Page 1:Squeezing More Bang From The Same Buck
Page 2:CPU And Cooler
Page 3:Motherboard And Memory
Page 4:Graphics Card And Hard Drive
Page 5:Case, Power Supply, And Optical Drive
Page 6:Assembling Our Budget-Oriented Box
Page 7:Limited Overclocking Strikes Again
Page 8:Test System Configuration And Benchmarks
Page 9:Benchmark Results: Synthetics
Page 10:Benchmark Results: Battlefield 3
Page 11:Benchmark Results: The Elder Scrolls V: Skyrim
Page 12:Benchmark Results: F1 2012
Page 13:Benchmark Results: Audio And Video
Page 14:Benchmark Results: Productivity
Page 15:Power Consumption And Temperatures
Page 16:Is This Our Best $500 Gamer Ever?
Is This Our Best $500 Gamer Ever?
With a number of new benchmarks added to our suite, we have to skip the full performance comparison this quarter. Fortunately, our two platforms and their Sandy Bridge-based Pentium processors are separated by a scant 100 MHz. So, the most important data to look at comes from our games.
We'll start by summarizing average frame rates in the two titles we used last quarter and today, Battlefield 3 and The Elder Scrolls V: Skyrim, using the older stock $500 system as a baseline.
When we average all four resolutions, and include mid-range and high-end detail settings, we end up letting a number of bottlenecks affect our results. It's pretty amazing, then, that we see a 12% frame rate boost favoring our current PC, even besting last quarter's overclocked setup.

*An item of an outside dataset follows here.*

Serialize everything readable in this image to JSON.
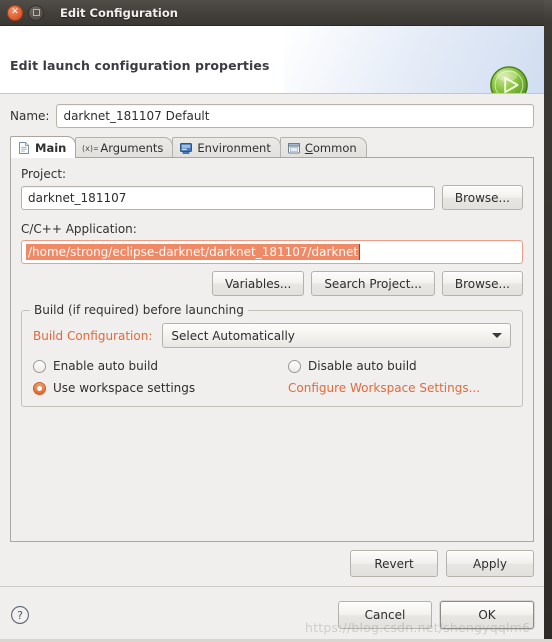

Even more impressive is when we start tuning the Radeon HD 7850.
Now let's factor out the CPU-limited low-resolution tests and focus purely on the settings we'd actually use for gaming.
Just look at that beat-down! It’s pretty obvious why AMD's Radeon HD 7850 is our new favorite in the sub-$200 graphics card category.
It's a shame that we're only comparing two games. But when we look to the past, Battlefield 3 historically favored Nvidia's hardware. It appears safe to say that the Radeon HD 7850 and Catalyst 12.10 driver package, together, generate more bang from our $170 graphics budget than any card before.
Intel’s Pentium G800-series processor repeatedly prove themselves as capable foundations on which to build a gaming machine. There's a reason that, month after month, they secure the first recommendation in Don Woligrowski’s Best Gaming CPU For The Money column. But what we like most about the Pentium G850 is its $70 price tag. That allowed us to free up additional funds for a higher-end platform, more system memory, and the stellar Radeon HD 7850. Of course, prices change on a daily basis, and we're amused to see the Pentium G860 selling for even less just before publication.
We're disappointed that AMD's Athlon X4 750K is still unavailable here in the U.S. But we're thrilled to present an improved gaming PC based on Intel's Pentium family. This rig sets a new baseline for performance at our $500 price point. There's certainly room for improvement in productivity and content creation apps, but we at least have a good understanding of what we'd give up in the future if a pricier CPU draws budget away from a great graphics card.
- Squeezing More Bang From The Same Buck
- CPU And Cooler
- Motherboard And Memory
- Graphics Card And Hard Drive
- Case, Power Supply, And Optical Drive
- Assembling Our Budget-Oriented Box
- Limited Overclocking Strikes Again
- Test System Configuration And Benchmarks
- Benchmark Results: Synthetics
- Benchmark Results: Battlefield 3
- Benchmark Results: The Elder Scrolls V: Skyrim
- Benchmark Results: F1 2012
- Benchmark Results: Audio And Video
- Benchmark Results: Productivity
- Power Consumption And Temperatures
- Is This Our Best $500 Gamer Ever?